Letting others in is an ongoing process.
As a therapist, I offer support for a living—yet taking in care from others is another story.
I remember the a-ha moment when I first understood the reciprocal nature of support. Several years ago I attended a powerful community-based grief ritual.
At the start of the intimate weekend, we were given time to ask questions about the process and become more acquainted with our many collaborators.
I asked a specific question about turning down help, and one man sincerely replied that people want to help, and to have that dismissed can feel like a rejection. I finally got it: denying help distances us from others—even if in our own minds we do it because we fear that we’re a burden and want to spare others that weight.
While you’re by no means responsible for satisfying others’ desire to feel needed, if you’re aware that you lean toward the isolating side of being highly independent, you can try letting people know that you see and appreciate their efforts. In fact, it honors the other person to receive their support. Thankfully, we don’t have to be alone with our pain.
Too many of us lack a safe group of people to act as a support system, whether it be friends, colleagues, family, or even chosen family. What’s more, many of us do have this, yet either don’t recognize it, or are too “independent” to take advantage of it.

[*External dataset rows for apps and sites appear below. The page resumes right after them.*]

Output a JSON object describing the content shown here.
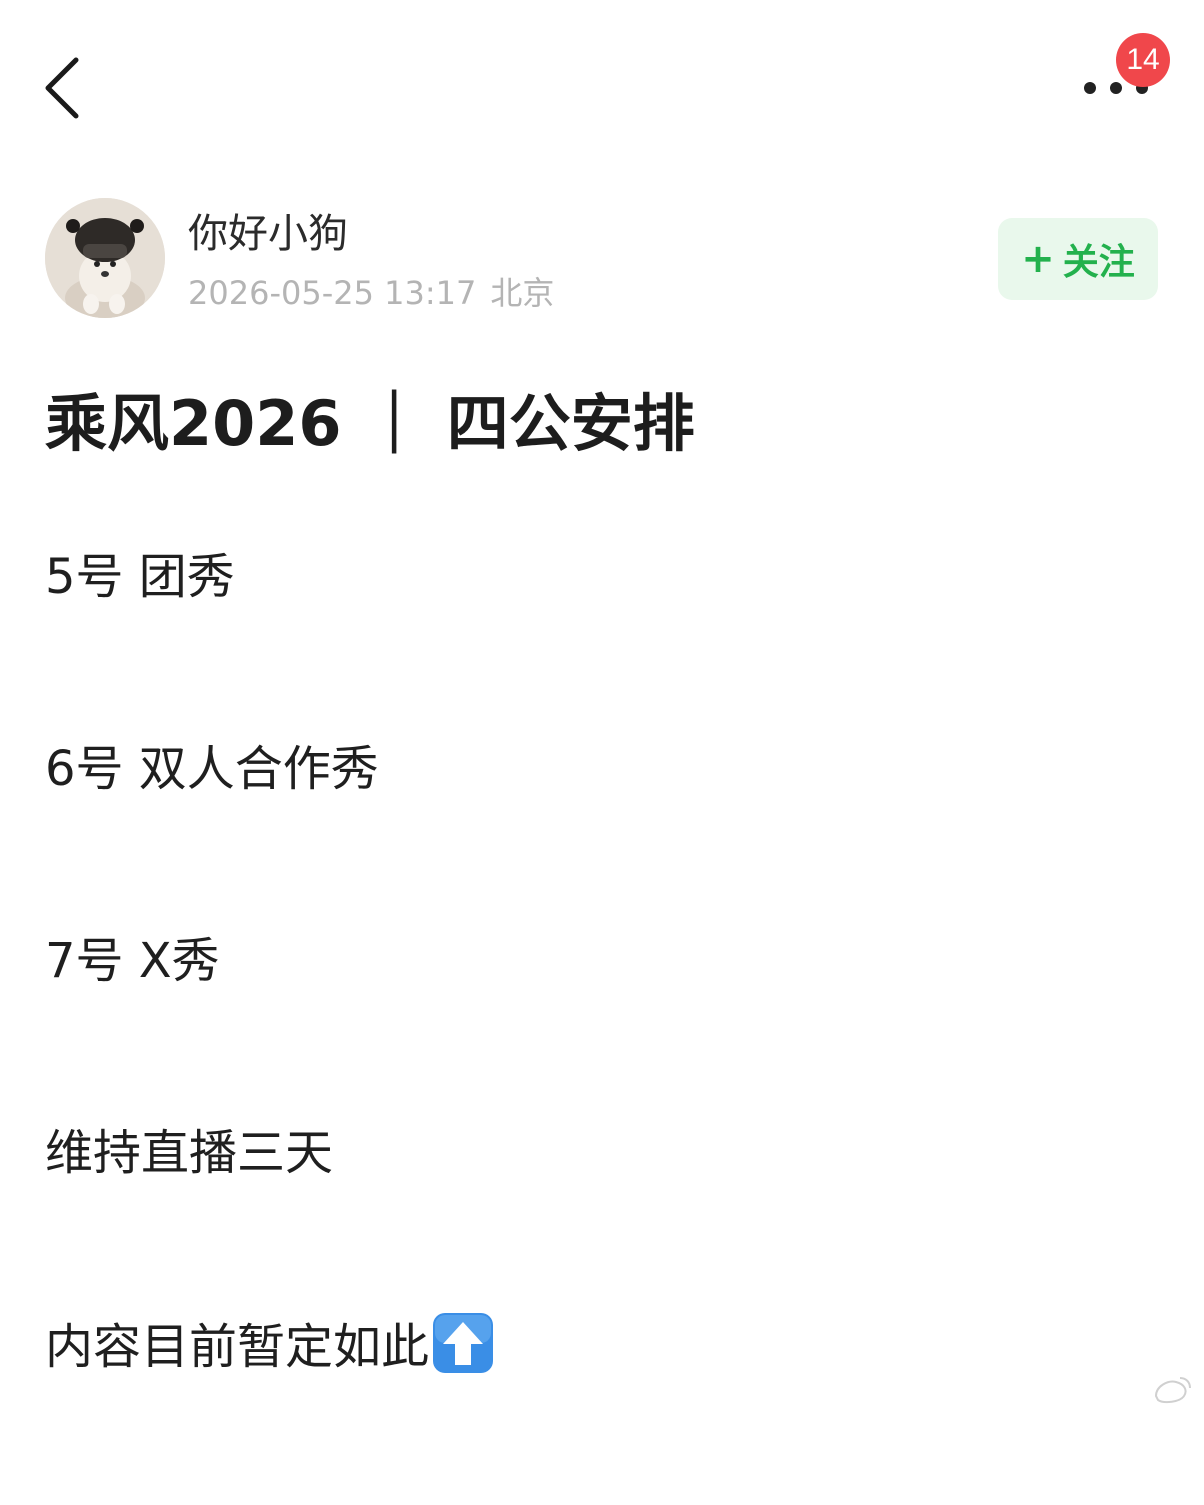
{
  "header": {
    "notification_count": "14"
  },
  "author": {
    "name": "你好小狗",
    "timestamp": "2026-05-25 13:17",
    "location": "北京",
    "follow_label": "关注",
    "follow_icon": "plus-icon"
  },
  "post": {
    "title": "乘风2026 ｜ 四公安排",
    "lines": [
      "5号 团秀",
      "6号 双人合作秀",
      "7号 X秀",
      "维持直播三天",
      "内容目前暂定如此"
    ],
    "trailing_emoji": "up-arrow-emoji"
  },
  "colors": {
    "accent_green": "#23b14d",
    "follow_bg": "#e9f8ec",
    "badge_red": "#f0474b",
    "meta_gray": "#b4b4b4"
  }
}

Letting ourselves be seen in our needs and receive care is essential for our nourishment and growth, and yet it can be one of the most difficult things to do. Why is that?

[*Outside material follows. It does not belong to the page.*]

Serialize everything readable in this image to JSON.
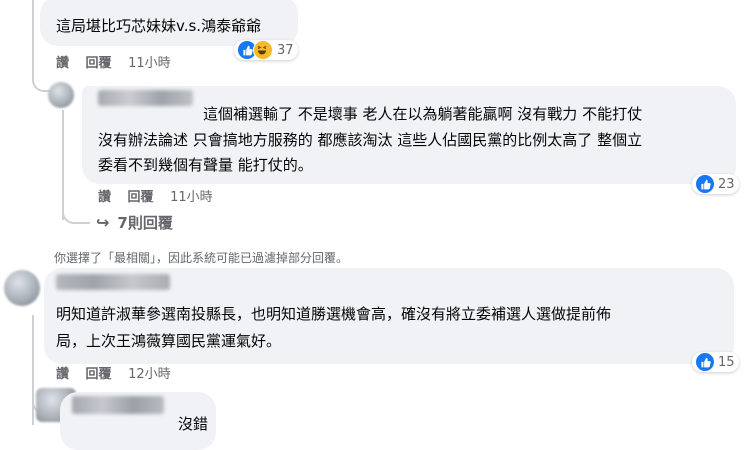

One possibility stems from our cultural tendencies toward guilt and self-judgment, conditions that isolate us to varying degrees.
Many of us were taught to be unrealistically strong, or to place others’ needs before our own—and during times of extreme stress or adversity, our perceived “failure” to fulfill these roles can cause us to wall off from others. Even when life is moving along relatively smoothly, it can be hard to accept a compliment, ask for help with a task, or even acknowledge a simple statement of empathy.
What are we so worried about?
- Others not being able to relate to our situation
- Others not understanding us in our responses to that situation
- Others blaming or shaming us for being in the situation
- Others being unwilling to help us
- Others being turned off by our feelings
- Others being overwhelmed by our problems
Sound familiar? These are just a few common concerns, and they prime us to deflect rather than receive support.
But what we forget when we’re struggling is that others are often more forgiving and compassionate toward us than we are toward ourselves.
Current research on self-compassion, put forth by Kristin Neff and others, confirms that we’re often much harder on ourselves than we’d ever be on others. If you can relate, chances are you’re not giving yourself enough credit for your own resilience and empathic nature.
Radical self-acceptance, your own inner work, will help with this. When you’re noticing challenging emotions arise—or the anxiety that often covers these feelings over—you can practice holding space for yourself: neither rejecting your feelings, nor becoming engulfed by them.
Though you’ll want to find a compassion-based practice that you resonate with, I personally like mindfulness teacher Tara Brach’s RAIN practice. To paraphrase:
R = Recognize what you’re feeling inside.
A = Allow the feeling to be just as it is.
I = Investigate your inner experience with kindness.
N = Non-identification with a limited sense of self or storyline.
Life brings a host of barriers to trusting others—or ourselves—enough to become receptive to care. But unfortunately, guarding against pain also keeps out healing. We live in a culture that prizes thought over feeling and independence over interdependence. We have to deliberately search for ways to express and unburden our hearts.
Hearing that man’s caring conviction at the grief ritual was an invaluable reframe for me, and allowed me to see that receiving support brings joy to others, too.
Beginning to let yourself receive will bring up fear, insecurity, and vulnerability—but it’s in these tender spaces of interdependence where love happens.